FMCSA to Examine Preventable Crashes in CSA

The Federal Motor Carrier Safety Administration (FMCSA) announced that it is proposing to develop and implement a program, which would allow motor carriers and drivers to contest certain crashes within the Safety Measurement System (SMS) that generally are not necessarily the fault of a driver.

Based on industry stakeholder’s comments to a previous Federal Register notices, FMCSA considered examples of non-preventable crashes and has decided to develop a demonstration program. The program would accept requests for data review (RDRs) that seek to establish the non-preventability of certain crashes, through its national data correction system known as DataQs. The Agency would accept an RDR, as part of this program when documentation established that the crash was not preventable by the motor carrier or commercial driver.

A crash would be considered not preventable if the CMV was struck by a motorist who was convicted of one of the four following offenses or a related offense:

  1. Driving under the influence;
  2. Driving the wrong direction;
  3. Striking the CMV in the rear; or
  4. Striking the CMV while it was legally stopped.

The Agency proposes that evidence of a conviction must be submitted with the RDR to document that the crash was not preventable by the motor carrier or driver. In addition to documentation of the conviction, these RDRs should include all available law enforcement reports, insurance reports for all parties involved in the crash, and any other relevant information. RDRs could also be submitted through DataQs when the crash did not involve other vehicles, for example animal strikes.

Upon the receipt of a complete RDR, FMCSA staff or a contractor would review the submission using the preventability definition in 49 CFR part 285. The Agency proposes that the RDR would result in one of the following three decisions and actions:

  1. Not Preventable – In these cases, the crash is removed from SMS;
  2. Preventable – In these cases, the crash is not removed from SMS for the purpose of calculating the Crash Indicator BASIC percentile. FMCSA is looking at rating these crashes for severity, and a crash considered “Preventable” could carry a higher severity rating.
  3. Undecided – In these cases, not enough evidence was presented and the crash remains in SMS, but a severity rating would not apply.

The Agency proposes that the minimum time period for this test would be 24 months.  


On January 23, 2015, FMCSA announced the results of the Agency’s study on the feasibility of using a motor carrier’s role in crashes in the assessment of the company’s safety. This study assessed:

  1. Whether police accident reports (PARs) provide sufficient, consistent, and reliable information to support crash-weighting determinations;
  2. Whether a crash-weighting determination process would offer an even stronger predictor of crash risk than overall crash involvement and how crash weighting would be implemented in the Agency’s Safety Measurement System (SMS); and
  3. How FMCSA might manage a process for making crash weighting determinations, including the acceptance of public input.

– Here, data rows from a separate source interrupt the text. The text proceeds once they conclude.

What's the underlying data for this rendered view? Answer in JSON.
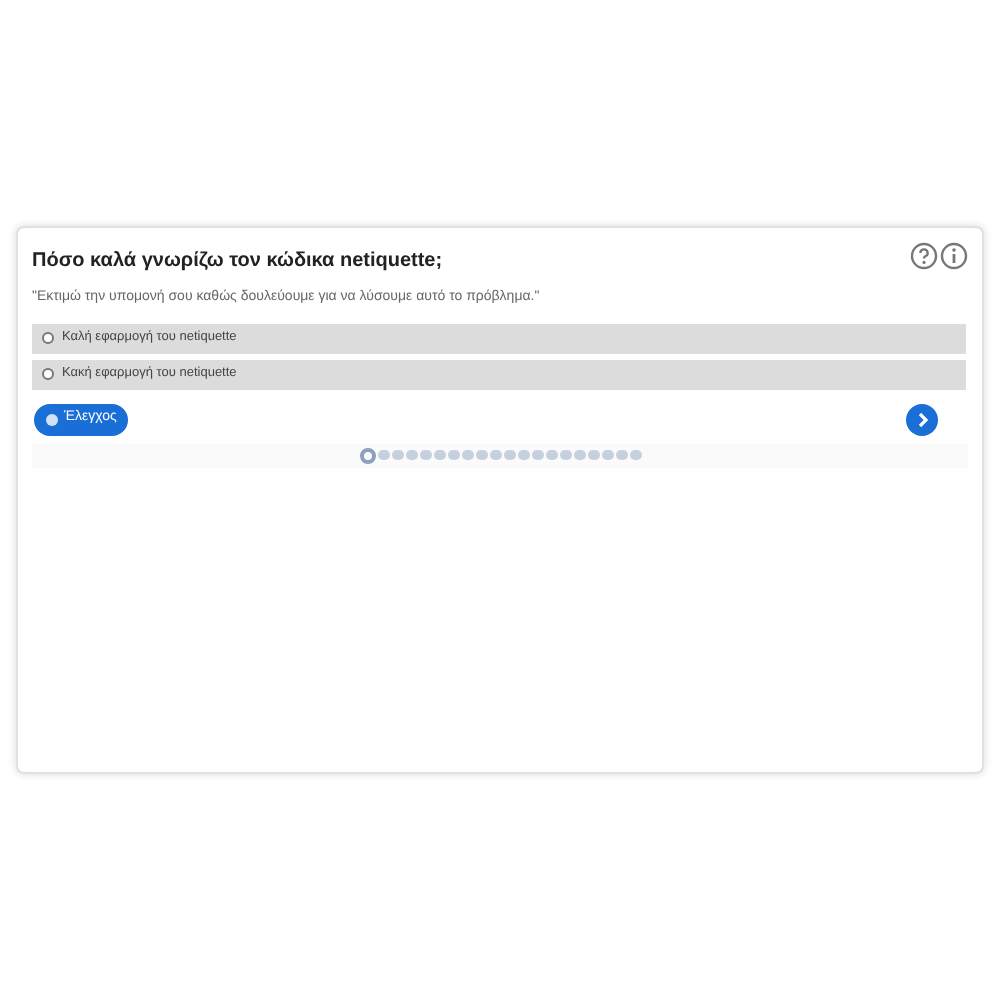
{
  "question": {
    "title": "Πόσο καλά γνωρίζω τον κώδικα netiquette;",
    "prompt": "\"Εκτιμώ την υπομονή σου καθώς δουλεύουμε για να λύσουμε αυτό το πρόβλημα.\""
  },
  "options": [
    {
      "label": "Καλή εφαρμογή του netiquette",
      "selected": false
    },
    {
      "label": "Κακή εφαρμογή του netiquette",
      "selected": false
    }
  ],
  "check_button": {
    "label": "Έλεγχος"
  },
  "pages": [
    {
      "selected": true
    },
    {
      "selected": false
    },
    {
      "selected": false
    },
    {
      "selected": false
    },
    {
      "selected": false
    },
    {
      "selected": false
    },
    {
      "selected": false
    },
    {
      "selected": false
    },
    {
      "selected": false
    },
    {
      "selected": false
    },
    {
      "selected": false
    },
    {
      "selected": false
    },
    {
      "selected": false
    },
    {
      "selected": false
    },
    {
      "selected": false
    },
    {
      "selected": false
    },
    {
      "selected": false
    },
    {
      "selected": false
    },
    {
      "selected": false
    },
    {
      "selected": false
    }
  ]
}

If you have any questions, contact Chris Burroughs (, 703.299.5705).